- Records shown -
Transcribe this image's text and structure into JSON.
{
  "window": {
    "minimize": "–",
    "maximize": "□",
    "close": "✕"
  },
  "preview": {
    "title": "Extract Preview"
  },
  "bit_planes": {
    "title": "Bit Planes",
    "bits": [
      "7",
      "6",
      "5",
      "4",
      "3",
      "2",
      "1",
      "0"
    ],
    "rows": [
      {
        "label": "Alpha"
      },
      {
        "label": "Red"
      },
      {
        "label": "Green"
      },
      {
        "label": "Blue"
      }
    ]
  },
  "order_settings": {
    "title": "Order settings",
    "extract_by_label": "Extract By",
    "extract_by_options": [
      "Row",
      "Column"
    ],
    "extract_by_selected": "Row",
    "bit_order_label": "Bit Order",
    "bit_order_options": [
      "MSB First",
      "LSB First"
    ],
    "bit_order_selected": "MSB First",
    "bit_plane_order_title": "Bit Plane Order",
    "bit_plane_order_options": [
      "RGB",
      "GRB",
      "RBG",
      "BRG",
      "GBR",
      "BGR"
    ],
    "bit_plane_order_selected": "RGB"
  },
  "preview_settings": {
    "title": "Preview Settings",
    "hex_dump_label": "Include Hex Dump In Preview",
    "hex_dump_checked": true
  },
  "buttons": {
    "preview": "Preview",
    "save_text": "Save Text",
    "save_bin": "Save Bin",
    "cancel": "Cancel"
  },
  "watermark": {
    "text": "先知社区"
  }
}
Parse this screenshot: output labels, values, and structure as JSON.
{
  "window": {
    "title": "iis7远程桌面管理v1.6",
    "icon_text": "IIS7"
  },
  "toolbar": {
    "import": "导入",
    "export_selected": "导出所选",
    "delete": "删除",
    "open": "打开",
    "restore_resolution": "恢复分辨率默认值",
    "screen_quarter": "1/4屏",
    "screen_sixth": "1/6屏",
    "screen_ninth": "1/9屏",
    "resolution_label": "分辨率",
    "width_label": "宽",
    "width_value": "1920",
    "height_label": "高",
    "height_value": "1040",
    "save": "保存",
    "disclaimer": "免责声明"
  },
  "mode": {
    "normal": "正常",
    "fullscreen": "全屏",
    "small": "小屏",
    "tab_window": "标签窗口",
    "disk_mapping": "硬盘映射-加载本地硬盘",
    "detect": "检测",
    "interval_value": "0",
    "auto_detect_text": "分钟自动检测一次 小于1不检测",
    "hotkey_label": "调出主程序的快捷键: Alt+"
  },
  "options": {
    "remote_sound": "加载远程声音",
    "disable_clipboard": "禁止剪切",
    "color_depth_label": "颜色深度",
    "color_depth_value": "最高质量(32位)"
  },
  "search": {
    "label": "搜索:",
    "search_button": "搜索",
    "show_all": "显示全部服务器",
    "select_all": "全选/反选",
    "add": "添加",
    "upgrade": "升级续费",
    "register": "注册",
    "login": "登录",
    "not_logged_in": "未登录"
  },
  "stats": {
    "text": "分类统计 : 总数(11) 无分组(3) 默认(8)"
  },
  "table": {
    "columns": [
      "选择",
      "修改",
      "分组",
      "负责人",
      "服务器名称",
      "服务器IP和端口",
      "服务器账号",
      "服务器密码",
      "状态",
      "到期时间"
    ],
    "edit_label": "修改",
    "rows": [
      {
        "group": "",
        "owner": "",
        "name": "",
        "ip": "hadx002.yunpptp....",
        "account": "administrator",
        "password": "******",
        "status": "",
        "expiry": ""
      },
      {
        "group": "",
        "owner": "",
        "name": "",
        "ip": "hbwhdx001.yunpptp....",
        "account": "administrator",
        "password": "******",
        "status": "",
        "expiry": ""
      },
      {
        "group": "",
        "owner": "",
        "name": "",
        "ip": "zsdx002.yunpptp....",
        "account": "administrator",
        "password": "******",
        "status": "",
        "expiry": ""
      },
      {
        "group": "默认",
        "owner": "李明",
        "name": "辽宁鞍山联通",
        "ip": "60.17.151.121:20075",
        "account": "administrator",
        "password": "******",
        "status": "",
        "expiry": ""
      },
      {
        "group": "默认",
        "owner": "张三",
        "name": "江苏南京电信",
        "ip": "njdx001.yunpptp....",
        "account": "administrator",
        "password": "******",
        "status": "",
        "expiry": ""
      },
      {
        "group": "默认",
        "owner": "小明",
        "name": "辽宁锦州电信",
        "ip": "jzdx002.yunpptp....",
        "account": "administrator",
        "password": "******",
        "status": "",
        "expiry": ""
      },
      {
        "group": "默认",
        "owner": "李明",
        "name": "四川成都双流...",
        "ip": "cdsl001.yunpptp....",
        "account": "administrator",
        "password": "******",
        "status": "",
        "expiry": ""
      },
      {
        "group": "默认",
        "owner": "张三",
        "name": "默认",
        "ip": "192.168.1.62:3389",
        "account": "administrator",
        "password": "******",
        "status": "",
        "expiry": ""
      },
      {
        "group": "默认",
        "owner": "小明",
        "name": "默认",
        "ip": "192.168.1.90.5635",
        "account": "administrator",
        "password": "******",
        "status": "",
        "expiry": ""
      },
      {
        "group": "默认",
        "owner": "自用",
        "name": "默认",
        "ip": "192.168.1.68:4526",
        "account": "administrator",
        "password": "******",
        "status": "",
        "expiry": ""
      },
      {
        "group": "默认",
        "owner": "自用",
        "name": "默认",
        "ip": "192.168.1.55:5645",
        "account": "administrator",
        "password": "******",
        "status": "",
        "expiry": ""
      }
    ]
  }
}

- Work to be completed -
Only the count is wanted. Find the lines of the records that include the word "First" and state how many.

- Solution for this task -
3